Saved data entries
/---

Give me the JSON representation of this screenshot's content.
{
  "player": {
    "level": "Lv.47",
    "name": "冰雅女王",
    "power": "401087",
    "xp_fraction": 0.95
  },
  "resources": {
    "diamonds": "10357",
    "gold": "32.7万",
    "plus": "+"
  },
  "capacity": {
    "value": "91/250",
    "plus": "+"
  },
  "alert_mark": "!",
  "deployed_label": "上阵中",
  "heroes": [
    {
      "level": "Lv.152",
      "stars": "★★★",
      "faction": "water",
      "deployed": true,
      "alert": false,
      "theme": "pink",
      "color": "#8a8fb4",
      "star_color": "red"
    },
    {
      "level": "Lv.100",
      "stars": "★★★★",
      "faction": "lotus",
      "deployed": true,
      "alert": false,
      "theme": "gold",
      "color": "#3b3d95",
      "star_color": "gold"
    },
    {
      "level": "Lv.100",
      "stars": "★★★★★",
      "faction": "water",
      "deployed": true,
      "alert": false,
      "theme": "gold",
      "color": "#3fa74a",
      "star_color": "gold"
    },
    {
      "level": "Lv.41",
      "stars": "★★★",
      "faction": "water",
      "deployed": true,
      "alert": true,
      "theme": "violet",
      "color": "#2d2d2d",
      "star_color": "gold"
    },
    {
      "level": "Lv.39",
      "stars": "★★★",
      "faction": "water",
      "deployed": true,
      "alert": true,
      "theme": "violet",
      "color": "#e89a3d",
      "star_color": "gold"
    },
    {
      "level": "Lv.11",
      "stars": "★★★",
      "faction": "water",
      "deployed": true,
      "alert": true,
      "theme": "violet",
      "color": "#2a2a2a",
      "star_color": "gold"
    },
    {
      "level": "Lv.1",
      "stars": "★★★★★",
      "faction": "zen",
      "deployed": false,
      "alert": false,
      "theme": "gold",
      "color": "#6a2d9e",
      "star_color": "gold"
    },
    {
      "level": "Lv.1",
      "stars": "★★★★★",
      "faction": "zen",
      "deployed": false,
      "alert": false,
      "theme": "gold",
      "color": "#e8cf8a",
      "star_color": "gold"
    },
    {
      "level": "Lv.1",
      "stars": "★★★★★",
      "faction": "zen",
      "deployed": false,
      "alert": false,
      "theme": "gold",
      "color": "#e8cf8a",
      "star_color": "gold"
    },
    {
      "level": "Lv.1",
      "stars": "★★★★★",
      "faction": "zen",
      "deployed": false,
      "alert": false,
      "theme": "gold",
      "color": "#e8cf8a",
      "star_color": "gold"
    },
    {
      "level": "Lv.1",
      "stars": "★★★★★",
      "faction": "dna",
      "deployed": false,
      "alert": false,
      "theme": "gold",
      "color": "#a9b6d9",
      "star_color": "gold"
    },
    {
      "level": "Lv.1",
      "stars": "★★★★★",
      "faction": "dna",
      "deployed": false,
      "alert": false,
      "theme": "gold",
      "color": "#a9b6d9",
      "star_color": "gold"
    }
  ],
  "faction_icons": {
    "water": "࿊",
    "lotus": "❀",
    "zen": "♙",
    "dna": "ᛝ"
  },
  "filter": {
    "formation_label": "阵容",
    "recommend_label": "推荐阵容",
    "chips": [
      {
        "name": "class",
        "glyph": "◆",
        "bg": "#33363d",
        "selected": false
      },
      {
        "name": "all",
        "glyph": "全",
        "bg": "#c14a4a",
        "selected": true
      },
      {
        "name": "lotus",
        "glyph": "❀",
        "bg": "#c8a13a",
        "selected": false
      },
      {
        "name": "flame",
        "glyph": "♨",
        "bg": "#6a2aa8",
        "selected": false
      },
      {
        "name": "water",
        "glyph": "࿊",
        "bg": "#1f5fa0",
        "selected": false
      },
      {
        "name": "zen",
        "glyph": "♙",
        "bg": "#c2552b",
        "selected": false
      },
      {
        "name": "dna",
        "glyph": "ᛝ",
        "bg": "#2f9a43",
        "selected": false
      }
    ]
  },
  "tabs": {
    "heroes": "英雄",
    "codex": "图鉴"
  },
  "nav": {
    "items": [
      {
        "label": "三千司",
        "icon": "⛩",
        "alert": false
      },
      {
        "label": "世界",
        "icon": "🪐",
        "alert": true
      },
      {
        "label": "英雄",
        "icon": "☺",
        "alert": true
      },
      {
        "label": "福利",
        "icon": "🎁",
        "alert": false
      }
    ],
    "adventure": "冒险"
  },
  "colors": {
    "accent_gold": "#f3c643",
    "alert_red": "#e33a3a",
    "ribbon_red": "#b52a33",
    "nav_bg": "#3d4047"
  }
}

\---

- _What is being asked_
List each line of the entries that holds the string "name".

- _Task output_
    "name": "冰雅女王",
        "name": "class",
        "name": "all",
        "name": "lotus",
        "name": "flame",
        "name": "water",
        "name": "zen",
        "name": "dna",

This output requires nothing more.